### DESCRIPTION OF THE TASK
The records below must be reproduced in full and without error.

INPUT FOR THIS TASK: Begin

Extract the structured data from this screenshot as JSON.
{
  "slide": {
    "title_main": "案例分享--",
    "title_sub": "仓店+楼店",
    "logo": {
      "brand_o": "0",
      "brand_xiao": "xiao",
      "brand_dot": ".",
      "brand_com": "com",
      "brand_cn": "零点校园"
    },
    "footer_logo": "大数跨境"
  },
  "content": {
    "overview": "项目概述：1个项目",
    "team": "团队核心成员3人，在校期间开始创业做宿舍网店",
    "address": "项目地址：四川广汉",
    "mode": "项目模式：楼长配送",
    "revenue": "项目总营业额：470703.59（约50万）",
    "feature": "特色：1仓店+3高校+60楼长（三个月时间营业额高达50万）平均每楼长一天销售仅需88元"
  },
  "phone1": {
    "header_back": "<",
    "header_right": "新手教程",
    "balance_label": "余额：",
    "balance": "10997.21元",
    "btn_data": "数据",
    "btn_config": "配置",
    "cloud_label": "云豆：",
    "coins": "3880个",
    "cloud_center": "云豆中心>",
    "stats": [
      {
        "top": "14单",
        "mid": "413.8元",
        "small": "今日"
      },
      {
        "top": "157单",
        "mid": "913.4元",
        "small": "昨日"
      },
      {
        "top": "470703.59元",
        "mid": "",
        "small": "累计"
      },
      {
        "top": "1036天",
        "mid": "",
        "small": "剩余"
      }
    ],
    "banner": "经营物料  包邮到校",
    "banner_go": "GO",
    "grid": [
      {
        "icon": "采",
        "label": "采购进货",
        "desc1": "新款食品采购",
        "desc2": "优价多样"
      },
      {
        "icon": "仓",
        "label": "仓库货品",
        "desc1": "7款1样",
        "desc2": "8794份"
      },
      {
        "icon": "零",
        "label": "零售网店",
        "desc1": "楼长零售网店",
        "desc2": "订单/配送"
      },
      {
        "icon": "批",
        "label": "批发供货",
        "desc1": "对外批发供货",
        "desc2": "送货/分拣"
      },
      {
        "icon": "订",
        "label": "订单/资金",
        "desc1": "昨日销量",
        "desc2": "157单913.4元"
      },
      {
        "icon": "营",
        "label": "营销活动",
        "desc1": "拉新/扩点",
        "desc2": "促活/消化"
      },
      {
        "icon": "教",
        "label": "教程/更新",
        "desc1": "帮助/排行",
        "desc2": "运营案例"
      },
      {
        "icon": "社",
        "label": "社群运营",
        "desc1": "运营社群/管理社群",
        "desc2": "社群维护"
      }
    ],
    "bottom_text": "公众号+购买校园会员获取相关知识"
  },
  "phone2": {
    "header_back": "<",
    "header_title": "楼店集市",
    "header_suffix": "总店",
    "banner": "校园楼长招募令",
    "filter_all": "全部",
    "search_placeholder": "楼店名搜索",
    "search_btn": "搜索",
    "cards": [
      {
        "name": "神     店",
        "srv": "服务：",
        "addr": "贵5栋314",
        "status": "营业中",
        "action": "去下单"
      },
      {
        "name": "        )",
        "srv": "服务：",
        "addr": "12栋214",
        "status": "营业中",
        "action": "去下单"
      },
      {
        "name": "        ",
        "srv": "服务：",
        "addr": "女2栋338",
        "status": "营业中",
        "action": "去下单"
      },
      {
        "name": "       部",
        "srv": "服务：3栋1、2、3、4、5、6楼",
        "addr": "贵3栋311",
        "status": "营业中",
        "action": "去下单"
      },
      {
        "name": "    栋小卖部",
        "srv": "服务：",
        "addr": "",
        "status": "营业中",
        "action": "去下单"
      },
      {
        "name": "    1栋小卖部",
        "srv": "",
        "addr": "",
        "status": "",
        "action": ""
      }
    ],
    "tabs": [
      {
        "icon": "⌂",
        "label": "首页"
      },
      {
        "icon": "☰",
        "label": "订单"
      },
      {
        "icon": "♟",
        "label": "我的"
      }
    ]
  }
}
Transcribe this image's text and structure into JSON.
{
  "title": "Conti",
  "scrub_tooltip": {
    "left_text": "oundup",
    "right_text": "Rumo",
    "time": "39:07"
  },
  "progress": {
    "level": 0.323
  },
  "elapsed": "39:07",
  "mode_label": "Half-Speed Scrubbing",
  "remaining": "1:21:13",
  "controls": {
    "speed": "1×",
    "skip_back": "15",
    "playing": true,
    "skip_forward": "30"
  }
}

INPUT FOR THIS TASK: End

### RESULT OF THE TASK
Extract the structured data from this screenshot as JSON.
{
  "slide": {
    "title_main": "案例分享--",
    "title_sub": "仓店+楼店",
    "logo": {
      "brand_o": "0",
      "brand_xiao": "xiao",
      "brand_dot": ".",
      "brand_com": "com",
      "brand_cn": "零点校园"
    },
    "footer_logo": "大数跨境"
  },
  "content": {
    "overview": "项目概述：1个项目",
    "team": "团队核心成员3人，在校期间开始创业做宿舍网店",
    "address": "项目地址：四川广汉",
    "mode": "项目模式：楼长配送",
    "revenue": "项目总营业额：470703.59（约50万）",
    "feature": "特色：1仓店+3高校+60楼长（三个月时间营业额高达50万）平均每楼长一天销售仅需88元"
  },
  "phone1": {
    "header_back": "<",
    "header_right": "新手教程",
    "balance_label": "余额：",
    "balance": "10997.21元",
    "btn_data": "数据",
    "btn_config": "配置",
    "cloud_label": "云豆：",
    "coins": "3880个",
    "cloud_center": "云豆中心>",
    "stats": [
      {
        "top": "14单",
        "mid": "413.8元",
        "small": "今日"
      },
      {
        "top": "157单",
        "mid": "913.4元",
        "small": "昨日"
      },
      {
        "top": "470703.59元",
        "mid": "",
        "small": "累计"
      },
      {
        "top": "1036天",
        "mid": "",
        "small": "剩余"
      }
    ],
    "banner": "经营物料  包邮到校",
    "banner_go": "GO",
    "grid": [
      {
        "icon": "采",
        "label": "采购进货",
        "desc1": "新款食品采购",
        "desc2": "优价多样"
      },
      {
        "icon": "仓",
        "label": "仓库货品",
        "desc1": "7款1样",
        "desc2": "8794份"
      },
      {
        "icon": "零",
        "label": "零售网店",
        "desc1": "楼长零售网店",
        "desc2": "订单/配送"
      },
      {
        "icon": "批",
        "label": "批发供货",
        "desc1": "对外批发供货",
        "desc2": "送货/分拣"
      },
      {
        "icon": "订",
        "label": "订单/资金",
        "desc1": "昨日销量",
        "desc2": "157单913.4元"
      },
      {
        "icon": "营",
        "label": "营销活动",
        "desc1": "拉新/扩点",
        "desc2": "促活/消化"
      },
      {
        "icon": "教",
        "label": "教程/更新",
        "desc1": "帮助/排行",
        "desc2": "运营案例"
      },
      {
        "icon": "社",
        "label": "社群运营",
        "desc1": "运营社群/管理社群",
        "desc2": "社群维护"
      }
    ],
    "bottom_text": "公众号+购买校园会员获取相关知识"
  },
  "phone2": {
    "header_back": "<",
    "header_title": "楼店集市",
    "header_suffix": "总店",
    "banner": "校园楼长招募令",
    "filter_all": "全部",
    "search_placeholder": "楼店名搜索",
    "search_btn": "搜索",
    "cards": [
      {
        "name": "神     店",
        "srv": "服务：",
        "addr": "贵5栋314",
        "status": "营业中",
        "action": "去下单"
      },
      {
        "name": "        )",
        "srv": "服务：",
        "addr": "12栋214",
        "status": "营业中",
        "action": "去下单"
      },
      {
        "name": "        ",
        "srv": "服务：",
        "addr": "女2栋338",
        "status": "营业中",
        "action": "去下单"
      },
      {
        "name": "       部",
        "srv": "服务：3栋1、2、3、4、5、6楼",
        "addr": "贵3栋311",
        "status": "营业中",
        "action": "去下单"
      },
      {
        "name": "    栋小卖部",
        "srv": "服务：",
        "addr": "",
        "status": "营业中",
        "action": "去下单"
      },
      {
        "name": "    1栋小卖部",
        "srv": "",
        "addr": "",
        "status": "",
        "action": ""
      }
    ],
    "tabs": [
      {
        "icon": "⌂",
        "label": "首页"
      },
      {
        "icon": "☰",
        "label": "订单"
      },
      {
        "icon": "♟",
        "label": "我的"
      }
    ]
  }
}
Transcribe this image's text and structure into JSON.
{
  "title": "Conti",
  "scrub_tooltip": {
    "left_text": "oundup",
    "right_text": "Rumo",
    "time": "39:07"
  },
  "progress": {
    "level": 0.323
  },
  "elapsed": "39:07",
  "mode_label": "Half-Speed Scrubbing",
  "remaining": "1:21:13",
  "controls": {
    "speed": "1×",
    "skip_back": "15",
    "playing": true,
    "skip_forward": "30"
  }
}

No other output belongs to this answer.